● **THE DATA**:

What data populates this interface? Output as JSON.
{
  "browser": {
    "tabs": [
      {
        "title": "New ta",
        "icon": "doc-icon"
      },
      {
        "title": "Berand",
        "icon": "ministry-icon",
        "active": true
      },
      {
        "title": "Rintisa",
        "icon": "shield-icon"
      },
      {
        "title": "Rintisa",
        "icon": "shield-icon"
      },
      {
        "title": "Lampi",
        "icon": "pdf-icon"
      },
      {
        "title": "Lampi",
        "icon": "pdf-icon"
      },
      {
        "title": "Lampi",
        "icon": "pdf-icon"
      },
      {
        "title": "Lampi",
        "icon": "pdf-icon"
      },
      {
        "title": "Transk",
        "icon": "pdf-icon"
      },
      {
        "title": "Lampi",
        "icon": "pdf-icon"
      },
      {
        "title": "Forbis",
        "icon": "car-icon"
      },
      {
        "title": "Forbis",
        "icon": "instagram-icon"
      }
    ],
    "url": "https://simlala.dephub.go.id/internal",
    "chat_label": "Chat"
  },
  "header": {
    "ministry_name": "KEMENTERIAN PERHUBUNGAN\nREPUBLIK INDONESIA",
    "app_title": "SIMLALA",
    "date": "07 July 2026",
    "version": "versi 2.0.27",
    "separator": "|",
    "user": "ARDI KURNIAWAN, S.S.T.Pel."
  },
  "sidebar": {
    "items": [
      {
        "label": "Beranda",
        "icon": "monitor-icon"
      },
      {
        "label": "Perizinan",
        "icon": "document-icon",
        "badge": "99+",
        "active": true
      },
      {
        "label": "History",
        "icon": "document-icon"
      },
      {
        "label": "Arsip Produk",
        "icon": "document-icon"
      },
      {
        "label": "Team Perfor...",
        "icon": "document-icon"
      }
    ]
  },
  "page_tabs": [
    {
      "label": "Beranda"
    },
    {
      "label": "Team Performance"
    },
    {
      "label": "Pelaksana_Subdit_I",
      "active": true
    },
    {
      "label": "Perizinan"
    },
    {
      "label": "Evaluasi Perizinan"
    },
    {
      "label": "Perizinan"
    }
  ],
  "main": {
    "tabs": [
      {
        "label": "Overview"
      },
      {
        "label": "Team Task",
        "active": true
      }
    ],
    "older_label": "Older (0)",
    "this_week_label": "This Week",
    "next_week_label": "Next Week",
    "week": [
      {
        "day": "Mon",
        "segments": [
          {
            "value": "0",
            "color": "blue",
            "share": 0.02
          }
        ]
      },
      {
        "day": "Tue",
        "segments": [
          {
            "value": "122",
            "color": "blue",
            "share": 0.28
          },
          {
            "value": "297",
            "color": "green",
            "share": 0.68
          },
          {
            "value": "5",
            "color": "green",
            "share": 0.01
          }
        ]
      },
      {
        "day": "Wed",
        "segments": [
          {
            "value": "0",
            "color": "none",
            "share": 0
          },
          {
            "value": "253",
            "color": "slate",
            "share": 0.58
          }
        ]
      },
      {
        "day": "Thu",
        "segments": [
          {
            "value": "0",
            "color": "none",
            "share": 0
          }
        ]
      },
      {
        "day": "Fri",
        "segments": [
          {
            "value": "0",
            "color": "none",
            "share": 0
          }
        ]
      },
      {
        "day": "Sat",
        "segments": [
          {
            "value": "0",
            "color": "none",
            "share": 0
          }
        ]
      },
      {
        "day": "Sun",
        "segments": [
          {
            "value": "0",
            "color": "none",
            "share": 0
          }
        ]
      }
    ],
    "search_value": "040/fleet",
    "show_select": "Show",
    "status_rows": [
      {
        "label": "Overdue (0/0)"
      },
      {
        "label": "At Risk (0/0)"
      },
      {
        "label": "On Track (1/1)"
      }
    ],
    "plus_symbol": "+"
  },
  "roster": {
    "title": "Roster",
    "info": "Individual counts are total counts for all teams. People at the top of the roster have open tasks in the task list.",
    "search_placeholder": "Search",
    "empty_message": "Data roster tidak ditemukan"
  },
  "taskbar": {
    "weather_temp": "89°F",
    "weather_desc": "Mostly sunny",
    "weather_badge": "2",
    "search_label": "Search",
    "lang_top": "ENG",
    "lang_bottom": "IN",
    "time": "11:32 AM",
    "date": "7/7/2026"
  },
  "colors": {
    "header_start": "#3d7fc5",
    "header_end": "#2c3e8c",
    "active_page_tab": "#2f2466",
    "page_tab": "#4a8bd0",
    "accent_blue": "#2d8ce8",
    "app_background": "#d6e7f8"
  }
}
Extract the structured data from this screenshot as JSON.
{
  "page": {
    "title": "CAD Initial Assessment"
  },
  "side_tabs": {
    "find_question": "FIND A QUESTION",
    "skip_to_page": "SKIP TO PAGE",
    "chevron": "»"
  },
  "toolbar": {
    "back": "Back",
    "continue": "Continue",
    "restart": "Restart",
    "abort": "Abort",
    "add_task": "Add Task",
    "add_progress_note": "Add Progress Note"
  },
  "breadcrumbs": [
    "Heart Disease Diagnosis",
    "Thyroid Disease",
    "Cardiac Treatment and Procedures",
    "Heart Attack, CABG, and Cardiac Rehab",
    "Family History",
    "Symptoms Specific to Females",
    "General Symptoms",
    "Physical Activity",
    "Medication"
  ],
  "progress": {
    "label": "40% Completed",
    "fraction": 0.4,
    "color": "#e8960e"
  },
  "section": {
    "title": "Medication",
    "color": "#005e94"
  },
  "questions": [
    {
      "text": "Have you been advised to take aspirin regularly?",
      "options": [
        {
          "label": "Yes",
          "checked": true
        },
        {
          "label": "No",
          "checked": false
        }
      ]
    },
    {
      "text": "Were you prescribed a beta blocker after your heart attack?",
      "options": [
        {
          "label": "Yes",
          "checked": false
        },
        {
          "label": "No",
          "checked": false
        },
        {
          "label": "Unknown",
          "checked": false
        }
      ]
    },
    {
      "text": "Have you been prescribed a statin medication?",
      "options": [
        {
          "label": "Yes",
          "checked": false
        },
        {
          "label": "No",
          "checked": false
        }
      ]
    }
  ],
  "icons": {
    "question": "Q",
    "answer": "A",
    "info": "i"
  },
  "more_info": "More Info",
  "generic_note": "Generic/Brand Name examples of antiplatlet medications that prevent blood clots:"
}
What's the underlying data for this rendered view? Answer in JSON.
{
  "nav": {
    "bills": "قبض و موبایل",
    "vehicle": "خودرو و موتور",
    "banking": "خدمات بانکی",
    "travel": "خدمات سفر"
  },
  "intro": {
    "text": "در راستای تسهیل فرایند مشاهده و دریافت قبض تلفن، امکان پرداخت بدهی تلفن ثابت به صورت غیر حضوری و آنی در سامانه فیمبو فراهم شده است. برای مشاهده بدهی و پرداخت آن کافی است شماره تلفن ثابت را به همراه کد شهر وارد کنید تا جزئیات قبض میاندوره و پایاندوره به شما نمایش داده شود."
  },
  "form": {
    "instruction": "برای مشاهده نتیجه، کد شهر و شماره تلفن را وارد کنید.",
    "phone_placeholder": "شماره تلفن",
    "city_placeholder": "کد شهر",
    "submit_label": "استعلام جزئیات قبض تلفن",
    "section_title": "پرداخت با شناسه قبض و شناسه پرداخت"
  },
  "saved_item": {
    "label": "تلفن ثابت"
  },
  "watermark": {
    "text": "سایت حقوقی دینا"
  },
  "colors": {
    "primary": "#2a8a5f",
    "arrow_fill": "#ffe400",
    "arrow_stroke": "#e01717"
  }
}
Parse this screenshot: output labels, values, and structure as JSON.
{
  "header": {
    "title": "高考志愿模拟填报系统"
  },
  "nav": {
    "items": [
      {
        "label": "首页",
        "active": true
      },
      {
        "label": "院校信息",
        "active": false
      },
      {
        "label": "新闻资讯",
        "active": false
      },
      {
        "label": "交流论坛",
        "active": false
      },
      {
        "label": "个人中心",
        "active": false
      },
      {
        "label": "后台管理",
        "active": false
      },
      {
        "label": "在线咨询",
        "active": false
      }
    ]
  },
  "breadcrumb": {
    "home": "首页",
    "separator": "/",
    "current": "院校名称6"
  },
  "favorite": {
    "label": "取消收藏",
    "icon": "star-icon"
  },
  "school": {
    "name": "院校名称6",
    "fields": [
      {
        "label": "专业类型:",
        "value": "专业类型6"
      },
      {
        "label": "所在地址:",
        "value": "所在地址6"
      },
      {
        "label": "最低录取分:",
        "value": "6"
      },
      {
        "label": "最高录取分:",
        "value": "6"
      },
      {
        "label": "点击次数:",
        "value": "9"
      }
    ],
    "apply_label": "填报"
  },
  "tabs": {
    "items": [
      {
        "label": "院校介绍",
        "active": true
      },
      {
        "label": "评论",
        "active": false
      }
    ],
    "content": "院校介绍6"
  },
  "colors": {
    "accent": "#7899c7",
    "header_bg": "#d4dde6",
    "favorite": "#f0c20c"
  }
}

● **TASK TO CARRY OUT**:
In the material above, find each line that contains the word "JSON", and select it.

● **EXERCISE SOLUTION**:
What data populates this interface? Output as JSON.
Extract the structured data from this screenshot as JSON.
What's the underlying data for this rendered view? Answer in JSON.
Parse this screenshot: output labels, values, and structure as JSON.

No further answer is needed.